“She just loves to run,” Wiggins said. “She’s never been beaten in the morning, either, and she never gets tired.”

That is what gives Wiggins hope that Gold Edge will stretch out to two-turn racing in the fall. Her next start could come in the Grade 1 Alcibiades at Keeneland, though Wiggins worries that because of Keeneland’s massive September yearling sale he won’t be able to get Gold Edge settled into a new day-to-day routine there in time to make her fully comfortable. The main reason Wiggins even brought his small string to Chicago this summer was because he believed Gold Edge had the goods to win the Lassie, and that to accommodate her foibles, she needed to reside in the same place as long as possible.

Wiggins, of course, downplays the work he’s done with the filly.

“With the number of horses I have, I’ve got plenty of time to devote to her,” he said. “I still get up at 4 o’clock, like always, and go the barn. I have to stare at them an hour or two before I get to work.”
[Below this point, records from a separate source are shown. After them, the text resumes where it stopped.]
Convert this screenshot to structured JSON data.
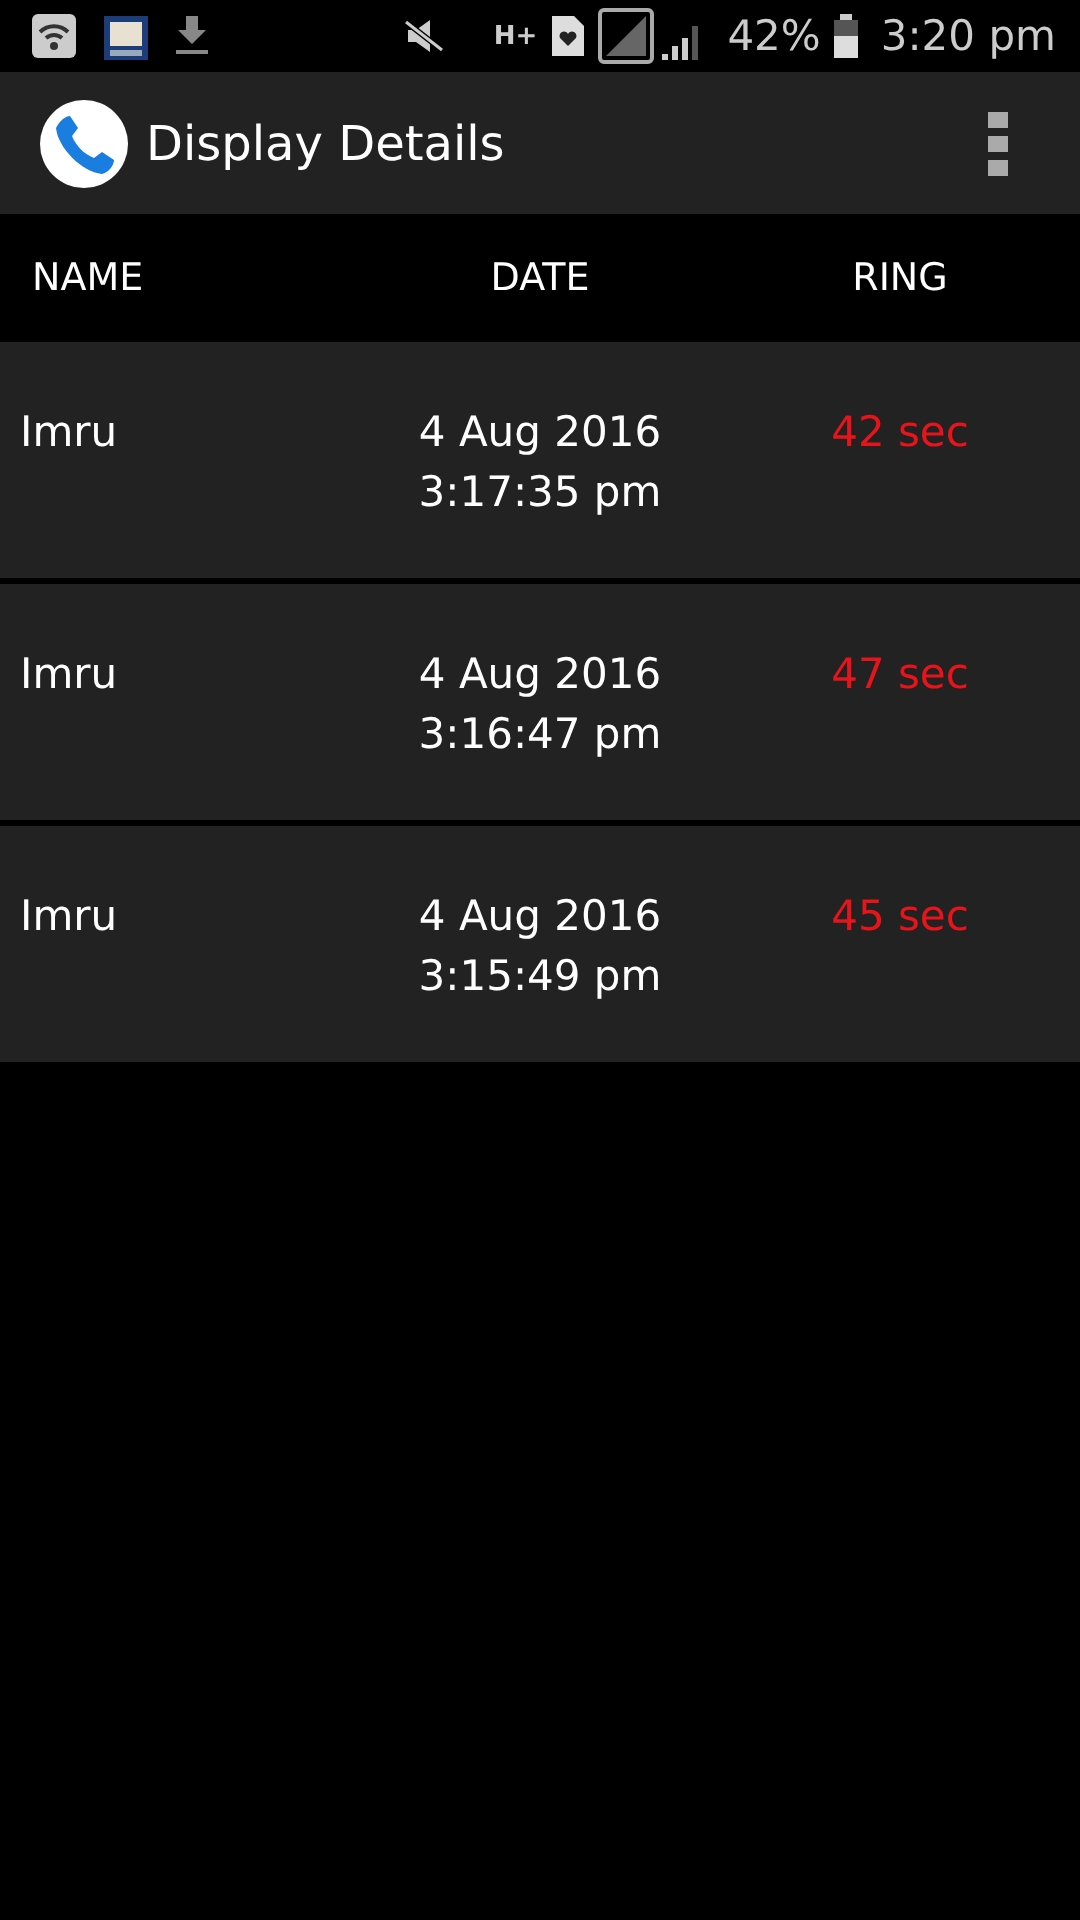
{
  "status_bar": {
    "network_type": "H+",
    "battery": "42%",
    "time": "3:20 pm"
  },
  "app_bar": {
    "title": "Display Details"
  },
  "table": {
    "columns": [
      "NAME",
      "DATE",
      "RING"
    ],
    "rows": [
      {
        "name": "Imru",
        "date": "4 Aug 2016",
        "time": "3:17:35 pm",
        "ring": "42 sec"
      },
      {
        "name": "Imru",
        "date": "4 Aug 2016",
        "time": "3:16:47 pm",
        "ring": "47 sec"
      },
      {
        "name": "Imru",
        "date": "4 Aug 2016",
        "time": "3:15:49 pm",
        "ring": "45 sec"
      }
    ]
  }
}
That last remark was a joke, and probably, Wiggins’s cheerful perspective on his uncertain career is colored by matters more grave. Three years ago, his wife, Robin, whom Wiggins met when she was galloping horses for Steve Asmussen, and who has always worked by his side in the stable, nearly died because of a heart problem. The couple has no children: Wiggins said he didn’t want to subject kids to the constant moves required of a trainer attempting to gain a foothold in the game. It was when his wife took ill that Lon stopped riding every morning. He got out of the habit and discovered, going back to it, that his body hurt too much the day after galloping to make it worthwhile. His wife still helps around the barn as much as she can, but her role is diminished because of her heart.

Wiggins found out in June that Morrison planned to disperse his stock. He has had plenty of time to contemplate the future, and he’ll be doing so even as he prepares Gold Edge for what could be the first Grade 1 race of Wiggins’s career. It may not be until sometime in November that Wiggins knows what his life will look like next year.

“We’re going to have to wait until the last horse goes through the sale before we can really see where things stand,” he said. “This is what I want to keep doing. But I’ll do whatever I have to do when the time comes.”